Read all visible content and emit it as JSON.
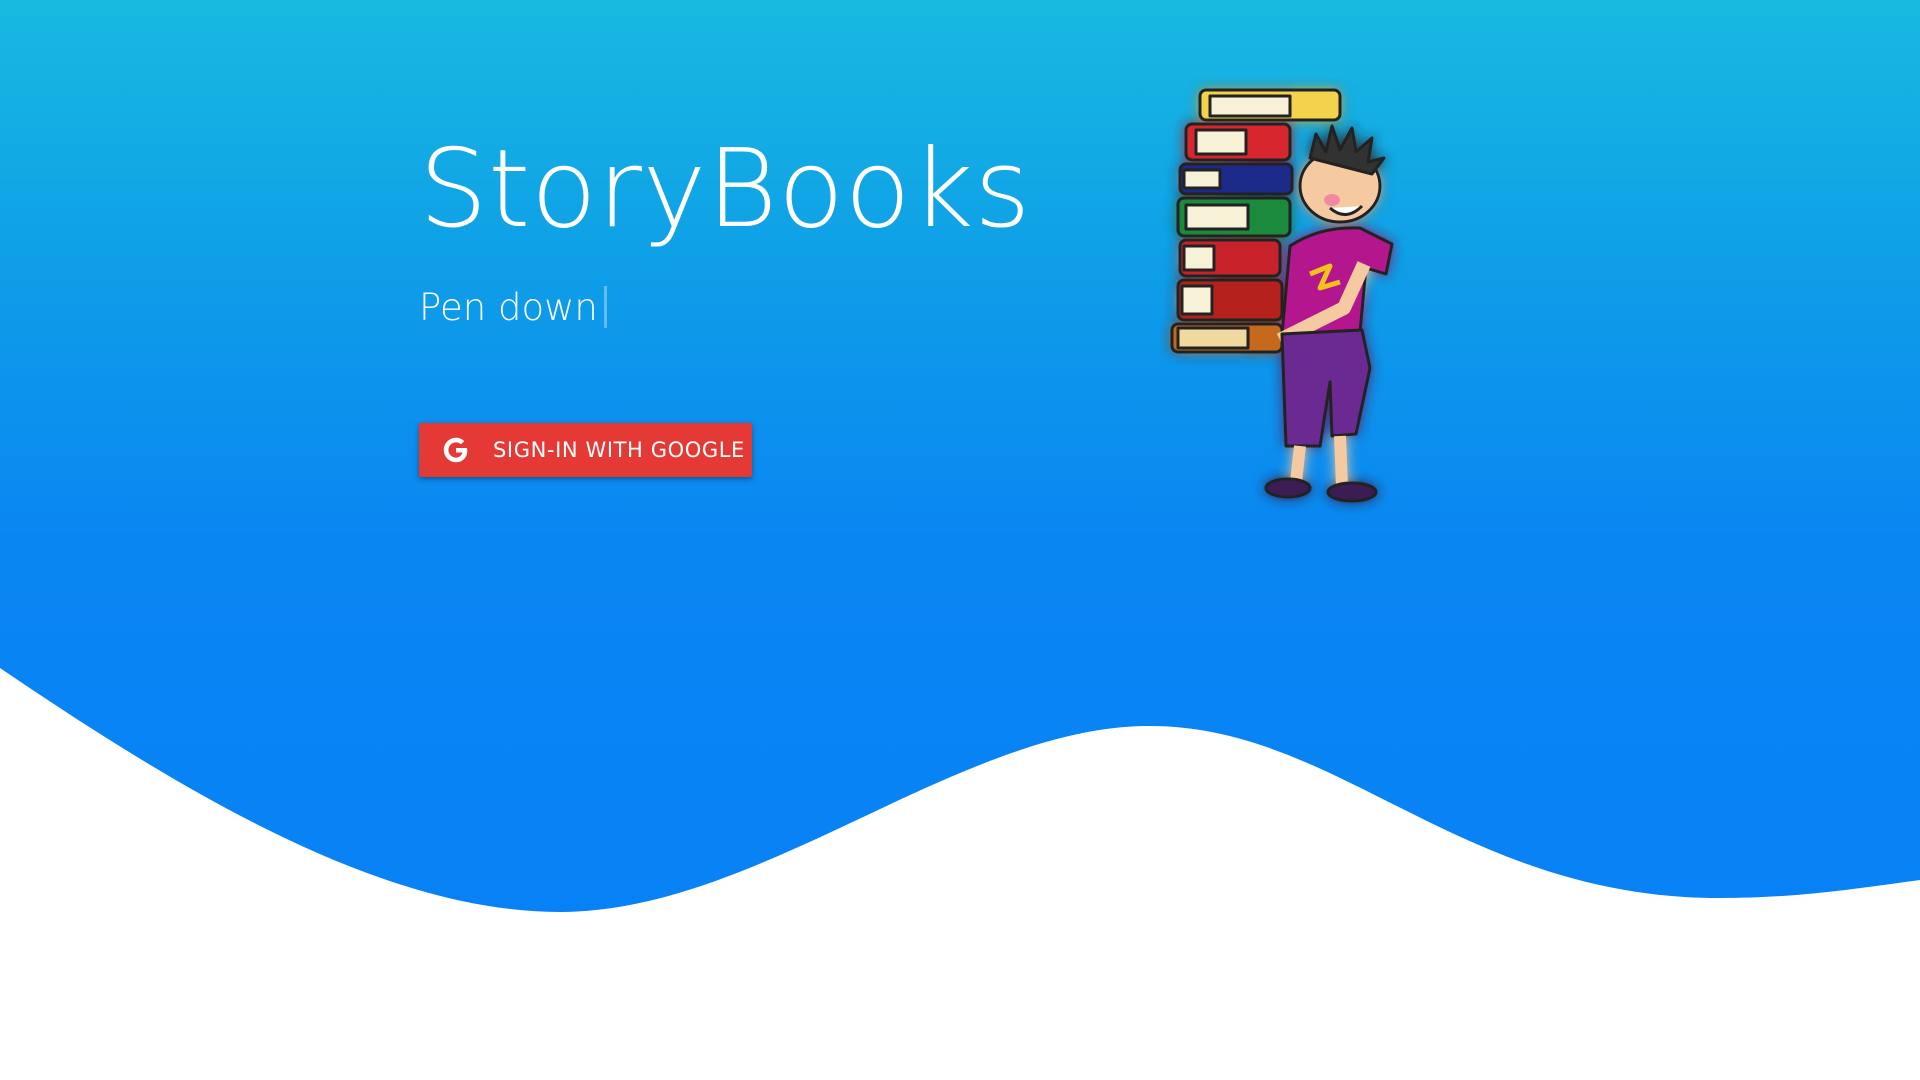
{
  "hero": {
    "title": "StoryBooks",
    "subtitle": "Pen down",
    "signin_label": "SIGN-IN WITH GOOGLE"
  },
  "icons": {
    "google": "google-g-icon",
    "illustration": "boy-carrying-books-illustration"
  },
  "colors": {
    "gradient_top": "#18bae0",
    "gradient_bottom": "#067ff7",
    "button": "#e53935",
    "background": "#ffffff"
  }
}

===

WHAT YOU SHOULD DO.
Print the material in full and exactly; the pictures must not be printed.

EXPECTED ANSWER.
Read all visible content and emit it as JSON.
{
  "hero": {
    "title": "StoryBooks",
    "subtitle": "Pen down",
    "signin_label": "SIGN-IN WITH GOOGLE"
  },
  "icons": {
    "google": "google-g-icon",
    "illustration": "boy-carrying-books-illustration"
  },
  "colors": {
    "gradient_top": "#18bae0",
    "gradient_bottom": "#067ff7",
    "button": "#e53935",
    "background": "#ffffff"
  }
}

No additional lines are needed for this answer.